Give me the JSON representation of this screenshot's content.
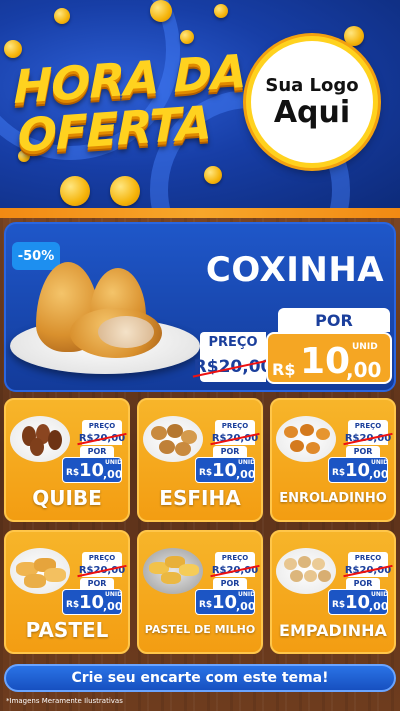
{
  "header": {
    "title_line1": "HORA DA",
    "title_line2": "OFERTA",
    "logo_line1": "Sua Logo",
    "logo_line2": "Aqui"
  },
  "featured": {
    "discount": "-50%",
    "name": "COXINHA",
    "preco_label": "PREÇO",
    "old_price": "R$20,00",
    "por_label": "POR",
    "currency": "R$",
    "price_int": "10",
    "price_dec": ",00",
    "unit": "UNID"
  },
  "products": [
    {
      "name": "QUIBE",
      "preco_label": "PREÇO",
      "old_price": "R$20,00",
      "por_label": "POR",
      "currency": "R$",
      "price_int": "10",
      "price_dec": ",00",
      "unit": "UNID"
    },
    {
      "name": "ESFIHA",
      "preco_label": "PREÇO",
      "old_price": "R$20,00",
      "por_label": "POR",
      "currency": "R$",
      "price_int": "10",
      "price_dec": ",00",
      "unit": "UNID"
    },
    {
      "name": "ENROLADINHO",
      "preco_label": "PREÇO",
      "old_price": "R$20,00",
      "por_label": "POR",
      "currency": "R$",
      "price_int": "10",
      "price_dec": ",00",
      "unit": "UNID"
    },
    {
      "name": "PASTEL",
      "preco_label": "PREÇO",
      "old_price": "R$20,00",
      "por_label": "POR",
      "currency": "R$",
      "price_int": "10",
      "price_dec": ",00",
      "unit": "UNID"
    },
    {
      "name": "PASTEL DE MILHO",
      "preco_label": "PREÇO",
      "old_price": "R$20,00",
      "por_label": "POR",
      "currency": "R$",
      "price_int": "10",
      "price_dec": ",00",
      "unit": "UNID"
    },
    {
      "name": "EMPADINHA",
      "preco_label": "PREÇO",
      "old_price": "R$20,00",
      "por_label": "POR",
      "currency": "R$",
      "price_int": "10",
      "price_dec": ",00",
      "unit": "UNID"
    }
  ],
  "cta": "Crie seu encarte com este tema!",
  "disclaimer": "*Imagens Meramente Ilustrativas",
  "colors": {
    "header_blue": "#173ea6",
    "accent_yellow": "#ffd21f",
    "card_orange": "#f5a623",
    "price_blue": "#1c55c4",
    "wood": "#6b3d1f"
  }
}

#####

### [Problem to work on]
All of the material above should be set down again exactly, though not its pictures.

### [Solution]
Give me the JSON representation of this screenshot's content.
{
  "header": {
    "title_line1": "HORA DA",
    "title_line2": "OFERTA",
    "logo_line1": "Sua Logo",
    "logo_line2": "Aqui"
  },
  "featured": {
    "discount": "-50%",
    "name": "COXINHA",
    "preco_label": "PREÇO",
    "old_price": "R$20,00",
    "por_label": "POR",
    "currency": "R$",
    "price_int": "10",
    "price_dec": ",00",
    "unit": "UNID"
  },
  "products": [
    {
      "name": "QUIBE",
      "preco_label": "PREÇO",
      "old_price": "R$20,00",
      "por_label": "POR",
      "currency": "R$",
      "price_int": "10",
      "price_dec": ",00",
      "unit": "UNID"
    },
    {
      "name": "ESFIHA",
      "preco_label": "PREÇO",
      "old_price": "R$20,00",
      "por_label": "POR",
      "currency": "R$",
      "price_int": "10",
      "price_dec": ",00",
      "unit": "UNID"
    },
    {
      "name": "ENROLADINHO",
      "preco_label": "PREÇO",
      "old_price": "R$20,00",
      "por_label": "POR",
      "currency": "R$",
      "price_int": "10",
      "price_dec": ",00",
      "unit": "UNID"
    },
    {
      "name": "PASTEL",
      "preco_label": "PREÇO",
      "old_price": "R$20,00",
      "por_label": "POR",
      "currency": "R$",
      "price_int": "10",
      "price_dec": ",00",
      "unit": "UNID"
    },
    {
      "name": "PASTEL DE MILHO",
      "preco_label": "PREÇO",
      "old_price": "R$20,00",
      "por_label": "POR",
      "currency": "R$",
      "price_int": "10",
      "price_dec": ",00",
      "unit": "UNID"
    },
    {
      "name": "EMPADINHA",
      "preco_label": "PREÇO",
      "old_price": "R$20,00",
      "por_label": "POR",
      "currency": "R$",
      "price_int": "10",
      "price_dec": ",00",
      "unit": "UNID"
    }
  ],
  "cta": "Crie seu encarte com este tema!",
  "disclaimer": "*Imagens Meramente Ilustrativas",
  "colors": {
    "header_blue": "#173ea6",
    "accent_yellow": "#ffd21f",
    "card_orange": "#f5a623",
    "price_blue": "#1c55c4",
    "wood": "#6b3d1f"
  }
}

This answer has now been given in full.